 Other Information:
2013 Boston Globe Horn Book Award for Best Fiction Book.
As of today, Rated best teen & young adult book of 2013 by Amazon.com (so far)

Aristotle and Dante Discover the Secrets of the Universe by Benjamin Alire Saenz

Bibliographic Citation:
Saenz, Benjamin Alire. (2012). Aristotle and Dante Discover the Secrets of the Universe. New York, NY: Simon & Schuster Books for Young Readers. ISBN 9781442408920.

Image from Amazon.com (Click to redirect to site)

Image from Amazon.com
(Click to redirect to site)

Plot Summary:
Aristotle “Ari” Mendoza and Dante Quintana are two teenage boys in El Paso, TX in 1987. Dante and his family are an open, affectionate and forgiving group, while Ari’s family is more reserved and less expressive. The two boys meet at a community pool and Dante teaches Ari how to swim. This is the first of many new trust-building experiences for the pair.
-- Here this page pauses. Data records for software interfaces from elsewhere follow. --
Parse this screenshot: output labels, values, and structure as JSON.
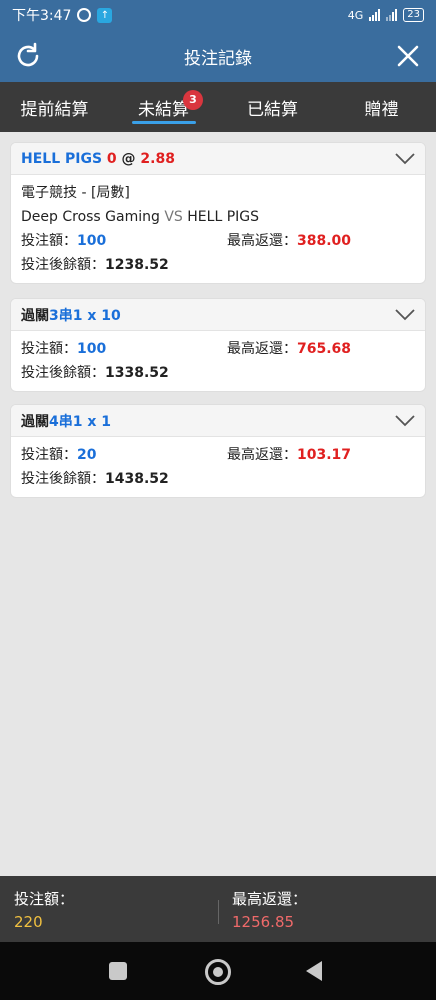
{
  "status_bar": {
    "time": "下午3:47",
    "network": "4G",
    "battery": "23"
  },
  "header": {
    "title": "投注記錄",
    "refresh_icon": "refresh-icon",
    "close_icon": "close-icon"
  },
  "tabs": [
    {
      "label": "提前結算"
    },
    {
      "label": "未結算",
      "badge": "3",
      "active": true
    },
    {
      "label": "已結算"
    },
    {
      "label": "贈禮"
    }
  ],
  "bets": [
    {
      "head_team": "HELL PIGS",
      "head_score": "0",
      "head_at": "@",
      "head_odds": "2.88",
      "category": "電子競技 - [局數]",
      "match_home": "Deep Cross Gaming",
      "match_vs": "VS",
      "match_away": "HELL PIGS",
      "stake_label": "投注額：",
      "stake": "100",
      "max_return_label": "最高返還：",
      "max_return": "388.00",
      "balance_label": "投注後餘額：",
      "balance": "1238.52"
    },
    {
      "head_prefix": "過關",
      "head_combo": "3串1 x 10",
      "stake_label": "投注額：",
      "stake": "100",
      "max_return_label": "最高返還：",
      "max_return": "765.68",
      "balance_label": "投注後餘額：",
      "balance": "1338.52"
    },
    {
      "head_prefix": "過關",
      "head_combo": "4串1 x 1",
      "stake_label": "投注額：",
      "stake": "20",
      "max_return_label": "最高返還：",
      "max_return": "103.17",
      "balance_label": "投注後餘額：",
      "balance": "1438.52"
    }
  ],
  "summary": {
    "stake_label": "投注額：",
    "stake_total": "220",
    "max_return_label": "最高返還：",
    "max_return_total": "1256.85"
  },
  "colors": {
    "header_bg": "#3a6d9e",
    "tab_bg": "#3a3a3a",
    "accent_blue": "#1a6fd9",
    "accent_red": "#e02020",
    "badge_red": "#d9363e"
  }
}
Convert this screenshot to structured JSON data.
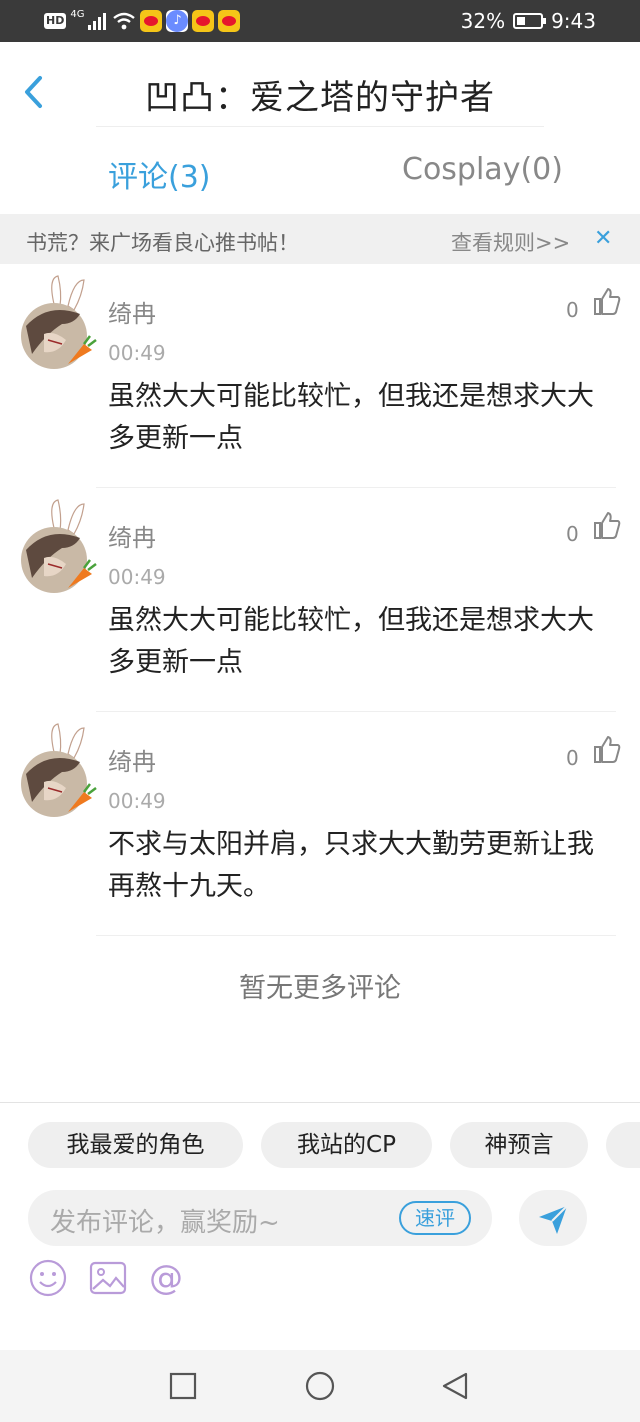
{
  "status_bar": {
    "network_label": "HD",
    "network_type": "4G",
    "battery_percent": "32%",
    "time": "9:43"
  },
  "header": {
    "title": "凹凸：爱之塔的守护者",
    "back_icon": "chevron-left-icon"
  },
  "tabs": [
    {
      "label": "评论(3)",
      "active": true
    },
    {
      "label": "Cosplay(0)",
      "active": false
    }
  ],
  "notice": {
    "text": "书荒？来广场看良心推书帖！",
    "link": "查看规则>>",
    "close_icon": "close-icon"
  },
  "comments": [
    {
      "user": "绮冉",
      "time": "00:49",
      "likes": "0",
      "body": "虽然大大可能比较忙，但我还是想求大大多更新一点"
    },
    {
      "user": "绮冉",
      "time": "00:49",
      "likes": "0",
      "body": "虽然大大可能比较忙，但我还是想求大大多更新一点"
    },
    {
      "user": "绮冉",
      "time": "00:49",
      "likes": "0",
      "body": "不求与太阳并肩，只求大大勤劳更新让我再熬十九天。"
    }
  ],
  "no_more_text": "暂无更多评论",
  "composer": {
    "chips": [
      "我最爱的角色",
      "我站的CP",
      "神预言"
    ],
    "placeholder": "发布评论，赢奖励~",
    "quick_label": "速评",
    "send_icon": "send-icon",
    "tools": [
      "emoji-icon",
      "image-icon",
      "mention-icon"
    ]
  },
  "nav": [
    "recent-apps-icon",
    "home-icon",
    "back-icon"
  ],
  "colors": {
    "accent": "#3aa0dc",
    "status_bar_bg": "#3a3a3a",
    "icon_purple": "#b99bd9"
  }
}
When Dante begins to explore his homosexuality, Ari stands by his side as a friend and later as so much more.

Critical Analysis:
Aristotle and Dante Discover the Secrets of the Universe is a beautiful story about finding yourself, friendship, boundaries, love, family, and everything in between. It is written as a first-person narrative from the point of view of Aristotle. Perhaps the best part of the novel is the dialogue between Ari and Dante, their banter. Their exchange of words is so playful and natural that you don’t expect their relationship to take the turns that it does through out the novel.

The story is subtly edgy. Not that the boy’s relationship is in the background, but that you already love and care about Ari and Dante before you find out the way that they love and care about each other. Sexual orientation isn’t the only deep subject in the novel. Ari’s family is dealing with the incarceration of his brother for murder, as well as some old demons haunting his father from Vietnam. Saenz also touches on some identity struggles for Mexican American youth. Some, like Dante, may have difficulty deciding where they belong, especially if they do not speak Spanish.

A weakness in this novel is that readers may find the boy’s relationship to be inauthentic. Some of their conversations, for heterosexual young males in Texas in the 1980’s, may seem unbelievable at times. Early on Ari compares to Dante’s face to a beautiful map, which is not exactly typical lingo for someone with his demographics. Additionally, when it becomes apparent to Ari, and everyone else, that Dante is in fact in love with him, their friendship does not change. It is a beautiful testament of their relationship and I admired Ari’s loyalty, but again it seemed atypical. However, it could be argued that Dante is really Ari’s first friend so he has a unique and deep fondness for him.

The only true downside for me is that I haven’t heard if it is going to have a sequel yet.  I sure  hope it does because I can’t wait to see what the boys do next together.